» Directions
Gather up every line from the entries below that uses the word "accent".

─── The data

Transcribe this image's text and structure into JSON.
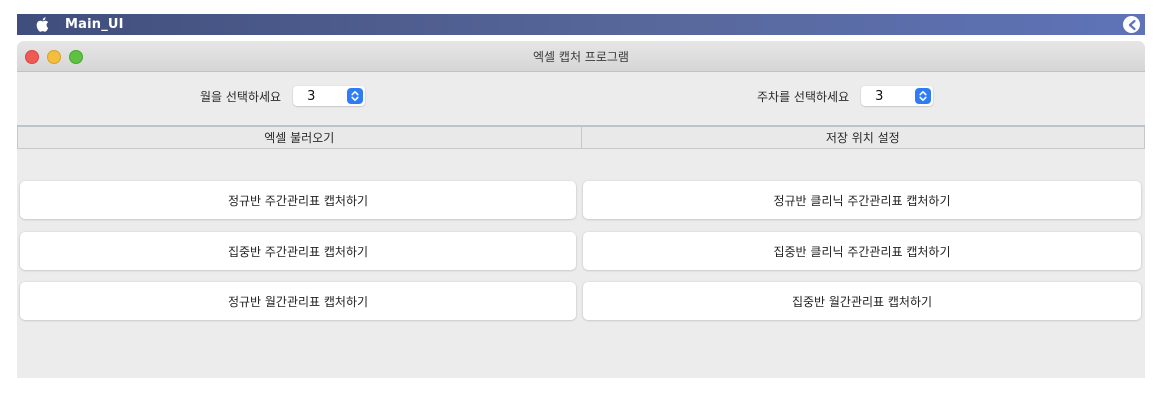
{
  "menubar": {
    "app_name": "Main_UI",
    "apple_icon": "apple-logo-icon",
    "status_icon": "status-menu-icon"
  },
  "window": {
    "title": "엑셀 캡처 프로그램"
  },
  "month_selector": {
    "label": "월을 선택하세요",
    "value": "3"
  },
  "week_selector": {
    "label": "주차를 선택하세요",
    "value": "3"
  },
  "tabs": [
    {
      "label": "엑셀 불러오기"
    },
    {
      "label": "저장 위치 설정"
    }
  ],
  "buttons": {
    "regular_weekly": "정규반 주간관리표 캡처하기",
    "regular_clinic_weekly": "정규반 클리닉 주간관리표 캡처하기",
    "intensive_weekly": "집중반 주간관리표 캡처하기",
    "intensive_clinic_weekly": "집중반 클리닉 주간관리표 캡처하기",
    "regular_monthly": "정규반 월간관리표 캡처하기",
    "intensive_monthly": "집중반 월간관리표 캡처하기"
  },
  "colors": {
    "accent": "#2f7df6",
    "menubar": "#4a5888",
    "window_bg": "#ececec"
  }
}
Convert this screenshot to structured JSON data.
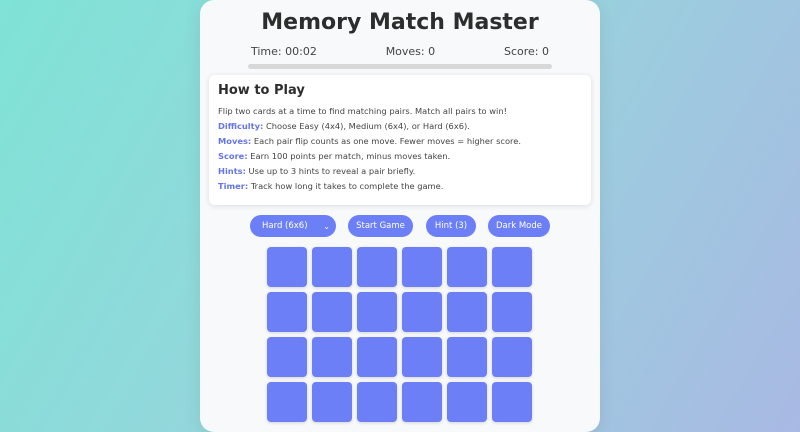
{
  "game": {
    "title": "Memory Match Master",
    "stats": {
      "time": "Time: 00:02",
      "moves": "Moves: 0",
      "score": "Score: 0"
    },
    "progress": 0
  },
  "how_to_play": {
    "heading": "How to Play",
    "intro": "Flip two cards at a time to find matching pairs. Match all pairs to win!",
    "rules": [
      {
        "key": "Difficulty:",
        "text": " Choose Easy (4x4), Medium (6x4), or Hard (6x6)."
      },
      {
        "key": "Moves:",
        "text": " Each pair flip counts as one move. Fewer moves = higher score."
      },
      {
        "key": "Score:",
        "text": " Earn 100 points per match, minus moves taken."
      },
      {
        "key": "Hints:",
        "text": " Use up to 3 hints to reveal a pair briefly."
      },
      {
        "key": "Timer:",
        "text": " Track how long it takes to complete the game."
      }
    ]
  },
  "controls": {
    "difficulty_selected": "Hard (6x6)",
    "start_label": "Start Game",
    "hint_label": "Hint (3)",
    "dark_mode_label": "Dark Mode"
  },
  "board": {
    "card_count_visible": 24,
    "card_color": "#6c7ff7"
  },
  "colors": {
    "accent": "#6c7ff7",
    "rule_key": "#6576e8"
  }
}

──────
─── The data

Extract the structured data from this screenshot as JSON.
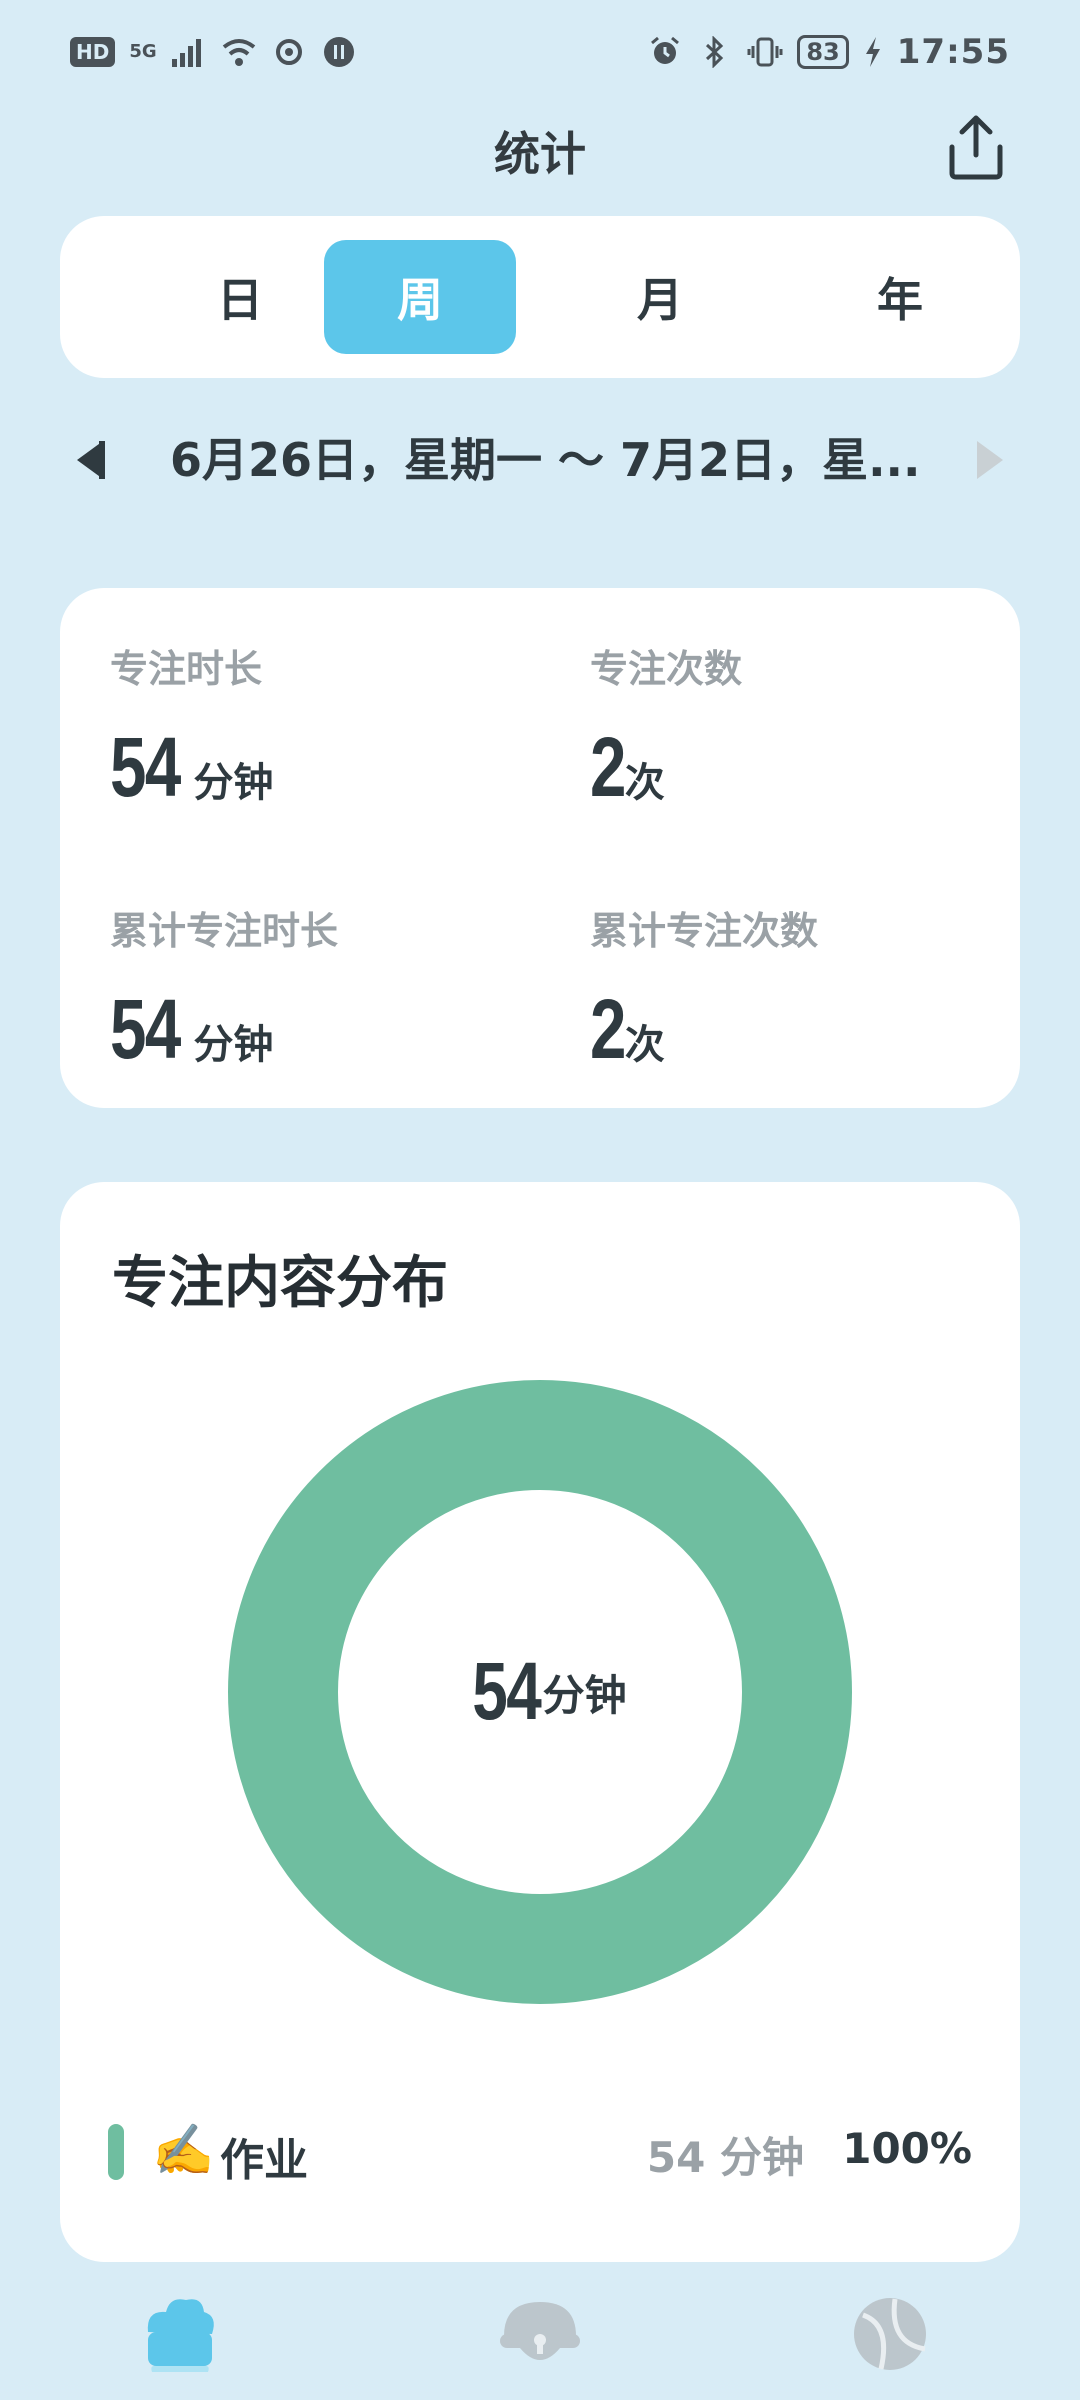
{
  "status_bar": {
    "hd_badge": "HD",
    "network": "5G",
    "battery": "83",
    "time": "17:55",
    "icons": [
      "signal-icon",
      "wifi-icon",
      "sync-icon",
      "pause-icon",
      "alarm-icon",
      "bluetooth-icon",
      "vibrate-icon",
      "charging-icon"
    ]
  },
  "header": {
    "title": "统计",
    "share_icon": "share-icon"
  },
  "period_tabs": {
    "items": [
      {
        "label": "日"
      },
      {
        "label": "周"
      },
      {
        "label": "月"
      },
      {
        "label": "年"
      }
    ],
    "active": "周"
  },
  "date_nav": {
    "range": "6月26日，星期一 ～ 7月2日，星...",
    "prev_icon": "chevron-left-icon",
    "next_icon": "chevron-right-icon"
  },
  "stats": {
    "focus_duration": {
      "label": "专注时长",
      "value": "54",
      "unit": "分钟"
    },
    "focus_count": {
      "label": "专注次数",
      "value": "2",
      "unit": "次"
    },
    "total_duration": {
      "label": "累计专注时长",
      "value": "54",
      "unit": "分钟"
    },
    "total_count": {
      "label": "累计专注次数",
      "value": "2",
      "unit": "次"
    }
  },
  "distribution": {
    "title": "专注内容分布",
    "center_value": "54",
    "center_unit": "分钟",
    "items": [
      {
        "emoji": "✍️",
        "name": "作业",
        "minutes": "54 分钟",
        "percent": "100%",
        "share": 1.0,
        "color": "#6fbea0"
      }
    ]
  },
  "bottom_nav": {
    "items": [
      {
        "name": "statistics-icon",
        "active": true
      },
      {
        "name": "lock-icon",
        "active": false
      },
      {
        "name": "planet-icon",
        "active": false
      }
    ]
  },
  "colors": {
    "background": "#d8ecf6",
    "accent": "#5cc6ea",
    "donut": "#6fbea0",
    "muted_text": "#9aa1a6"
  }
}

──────
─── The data

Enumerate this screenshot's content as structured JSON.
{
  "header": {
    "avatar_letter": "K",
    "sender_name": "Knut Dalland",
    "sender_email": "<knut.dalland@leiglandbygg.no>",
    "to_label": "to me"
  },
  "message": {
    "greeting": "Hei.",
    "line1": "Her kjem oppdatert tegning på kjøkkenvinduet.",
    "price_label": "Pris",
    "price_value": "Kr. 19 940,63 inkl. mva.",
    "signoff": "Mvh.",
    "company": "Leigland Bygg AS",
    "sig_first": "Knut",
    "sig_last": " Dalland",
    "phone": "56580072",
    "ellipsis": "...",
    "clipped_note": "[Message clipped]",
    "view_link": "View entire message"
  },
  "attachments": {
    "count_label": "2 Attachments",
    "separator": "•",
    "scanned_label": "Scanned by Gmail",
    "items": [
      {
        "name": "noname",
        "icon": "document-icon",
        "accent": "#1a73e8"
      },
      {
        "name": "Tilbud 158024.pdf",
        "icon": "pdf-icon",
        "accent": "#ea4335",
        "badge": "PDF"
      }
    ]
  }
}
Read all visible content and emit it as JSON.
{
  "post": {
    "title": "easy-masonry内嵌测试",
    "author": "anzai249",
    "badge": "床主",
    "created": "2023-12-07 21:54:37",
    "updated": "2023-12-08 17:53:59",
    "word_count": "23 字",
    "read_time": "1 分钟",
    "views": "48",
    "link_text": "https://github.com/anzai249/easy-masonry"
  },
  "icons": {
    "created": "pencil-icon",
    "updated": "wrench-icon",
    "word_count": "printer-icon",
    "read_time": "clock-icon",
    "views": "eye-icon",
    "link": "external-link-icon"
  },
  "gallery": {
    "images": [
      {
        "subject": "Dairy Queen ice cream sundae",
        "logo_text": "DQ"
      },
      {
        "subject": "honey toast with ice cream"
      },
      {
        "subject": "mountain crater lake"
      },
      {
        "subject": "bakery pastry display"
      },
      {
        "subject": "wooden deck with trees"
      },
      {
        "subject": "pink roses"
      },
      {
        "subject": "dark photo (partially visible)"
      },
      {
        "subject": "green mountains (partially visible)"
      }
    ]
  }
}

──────

» Answer area
    "accent": "#2f7df6",
    "accent": "#6c7ff7",
    "accent": "#5cc6ea",
        "accent": "#1a73e8"
        "accent": "#ea4335",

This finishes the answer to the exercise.